WHEN 1,500 people jammed the Coral Ballroom at the Hilton Hawaiian Village to help the Chamber of Commerce of Hawaii honor the state's first home-grown four-star general, Eric K. Shinseki, I was in the back row, relegated to seeing him primarily on one of two big TV screens.
Shinseki shows he has
the right stuff
Yet somehow I got the same thrill of waking up to true greatness in a "local boy" that I got in 1968 when Daniel K. Inouye showed himself to be world class at that year's raucous Democratic National Convention in Chicago.
Inouye did it first with a resounding keynote speech, then by keeping order as temporary chairman although the permanent chairman who succeeded him, House Speaker Carl Albert, could not.
Shinseki's challenge was not that great but the U.S. Army's first-ever Japanese-American chief of staff, a 1960 graduate of Kauai High School, radiated self-assurance and leadership just as Inouye had.
He told of a meeting in Singapore just before coming here where the word was delivered face-to-face to Indonesia's top general that the U.S. and army chiefs from 18 other countries assembled saw the end of violence in East Timor as their challenge, too.
He spoke of soldiers' duty to their country and of Army leaders' duty to their soldiers. His clipped words underlined that here is a general who will lead an army that is sharp and will send no one into combat untrained. His own past includes two wounds in Vietnam and Bronze Stars awarded with V's for valor.
I had dared to think Shinseki's selection might have had a nudge from Inouye, now a powerful voice in the Senate, but this man needs no nudge from anyone. He will lead the Army to new pride and new sharpness, or I will eat my visor hat.
I remembered that I wondered how the Army had surfaced a little-known general named Norman Schwarzkopf to lead the successful Gulf War in 1990-91. Were we just lucky?

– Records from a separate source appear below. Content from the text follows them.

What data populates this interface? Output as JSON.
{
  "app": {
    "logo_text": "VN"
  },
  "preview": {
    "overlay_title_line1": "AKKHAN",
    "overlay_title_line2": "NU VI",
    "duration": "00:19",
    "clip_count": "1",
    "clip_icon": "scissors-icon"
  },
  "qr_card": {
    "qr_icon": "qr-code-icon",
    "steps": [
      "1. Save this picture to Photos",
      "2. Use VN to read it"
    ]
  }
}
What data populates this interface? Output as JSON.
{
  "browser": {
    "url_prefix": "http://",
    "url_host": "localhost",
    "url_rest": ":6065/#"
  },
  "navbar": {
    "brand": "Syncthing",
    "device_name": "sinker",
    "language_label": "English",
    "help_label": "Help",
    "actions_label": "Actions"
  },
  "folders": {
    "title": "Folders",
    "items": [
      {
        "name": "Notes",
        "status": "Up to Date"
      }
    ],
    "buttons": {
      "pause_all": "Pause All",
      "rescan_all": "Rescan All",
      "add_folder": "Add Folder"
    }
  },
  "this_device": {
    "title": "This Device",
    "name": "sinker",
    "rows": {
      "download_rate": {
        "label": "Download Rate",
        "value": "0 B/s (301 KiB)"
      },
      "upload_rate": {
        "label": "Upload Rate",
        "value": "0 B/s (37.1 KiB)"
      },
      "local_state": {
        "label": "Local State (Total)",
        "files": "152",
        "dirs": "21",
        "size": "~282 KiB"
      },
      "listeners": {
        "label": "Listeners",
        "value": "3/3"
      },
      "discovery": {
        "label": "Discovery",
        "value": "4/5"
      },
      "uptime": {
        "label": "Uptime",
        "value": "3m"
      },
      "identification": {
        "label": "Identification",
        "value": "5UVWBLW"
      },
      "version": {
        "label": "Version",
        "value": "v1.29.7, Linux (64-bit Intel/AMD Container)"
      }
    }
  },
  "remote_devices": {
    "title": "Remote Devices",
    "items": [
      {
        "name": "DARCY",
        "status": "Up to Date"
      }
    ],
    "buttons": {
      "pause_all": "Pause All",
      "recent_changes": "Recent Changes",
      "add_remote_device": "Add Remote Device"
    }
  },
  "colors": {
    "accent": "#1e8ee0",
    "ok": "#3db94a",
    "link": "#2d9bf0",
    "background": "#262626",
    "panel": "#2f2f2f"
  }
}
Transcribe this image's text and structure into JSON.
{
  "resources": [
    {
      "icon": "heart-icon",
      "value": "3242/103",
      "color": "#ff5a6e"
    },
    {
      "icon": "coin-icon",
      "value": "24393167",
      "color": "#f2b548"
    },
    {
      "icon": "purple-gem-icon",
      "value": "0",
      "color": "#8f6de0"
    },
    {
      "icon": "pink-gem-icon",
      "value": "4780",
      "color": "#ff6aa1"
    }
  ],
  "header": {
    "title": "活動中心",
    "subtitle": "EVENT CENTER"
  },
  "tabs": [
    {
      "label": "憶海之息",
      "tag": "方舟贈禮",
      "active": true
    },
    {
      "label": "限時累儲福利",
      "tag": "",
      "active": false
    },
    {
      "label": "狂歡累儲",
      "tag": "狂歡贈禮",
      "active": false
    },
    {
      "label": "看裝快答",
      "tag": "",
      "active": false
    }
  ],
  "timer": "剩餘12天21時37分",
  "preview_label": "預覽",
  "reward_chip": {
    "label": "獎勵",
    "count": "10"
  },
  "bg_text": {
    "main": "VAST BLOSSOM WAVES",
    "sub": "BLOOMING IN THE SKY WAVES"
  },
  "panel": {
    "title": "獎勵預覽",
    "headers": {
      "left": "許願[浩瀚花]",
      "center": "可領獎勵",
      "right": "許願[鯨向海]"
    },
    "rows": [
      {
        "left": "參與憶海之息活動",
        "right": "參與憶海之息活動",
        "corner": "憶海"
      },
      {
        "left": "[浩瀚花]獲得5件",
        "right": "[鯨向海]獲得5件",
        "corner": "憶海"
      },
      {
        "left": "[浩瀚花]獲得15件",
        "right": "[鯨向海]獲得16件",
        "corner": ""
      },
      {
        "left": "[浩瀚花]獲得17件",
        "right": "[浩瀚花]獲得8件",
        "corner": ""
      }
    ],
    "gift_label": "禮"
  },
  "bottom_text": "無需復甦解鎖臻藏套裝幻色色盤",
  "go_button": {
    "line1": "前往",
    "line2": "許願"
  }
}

No way, I was assured then by an old friend and former Star-Bulletin reporter, Allen K. Ono, who had just retired with three stars as the Army's deputy chief of staff for personnel. Ono now is an executive vice president of American Savings Bank. He got an Army commission in 1955 by way of the University of Hawaii. Shinseki graduated from West Point 10 years later.
Ono explained the selection process on the way to Army commands. Career assignments are varied, with each one a building block toward wider understanding of the Army.
Fitness reports are filed each year on each officer. They deal with character, know-how and leadership ability. If their commanders change in mid-year, additional fitness reports are filed. Thus immense detail is available for key personnel selections.
Shinseki, long seen as a comer, became the first-ever AJA commander of the 465,000 soldiers in the Army by way of a nomination from President Clinton and an easy confirmation by the Senate.
Last year at an AJA veterans' reunion and again before the Chamber of Commerce, Shinseki said he and Ono "stood on the shoulders" of the World War II AJAs who faced up to prejudice with remarkable patriotism and heroism. He has called Ono his mentor. Ono says he only told Shinseki: "Do good."
Shinseki praised the Kauai community he had grown up in for shaping him and welcomed friends he had not seen for over 30 years.
He concluded by buying into the wisdom of a soldier who told him: "If I had to do it all over again I'd marry the same woman and I'd join the United States Army." Shinseki's wife, Patty, also is from Kauai and a former schoolteacher.
A.A. Smyser is the contributing editor
and former editor of the the Star-Bulletin
His column runs Tuesday and Thursday.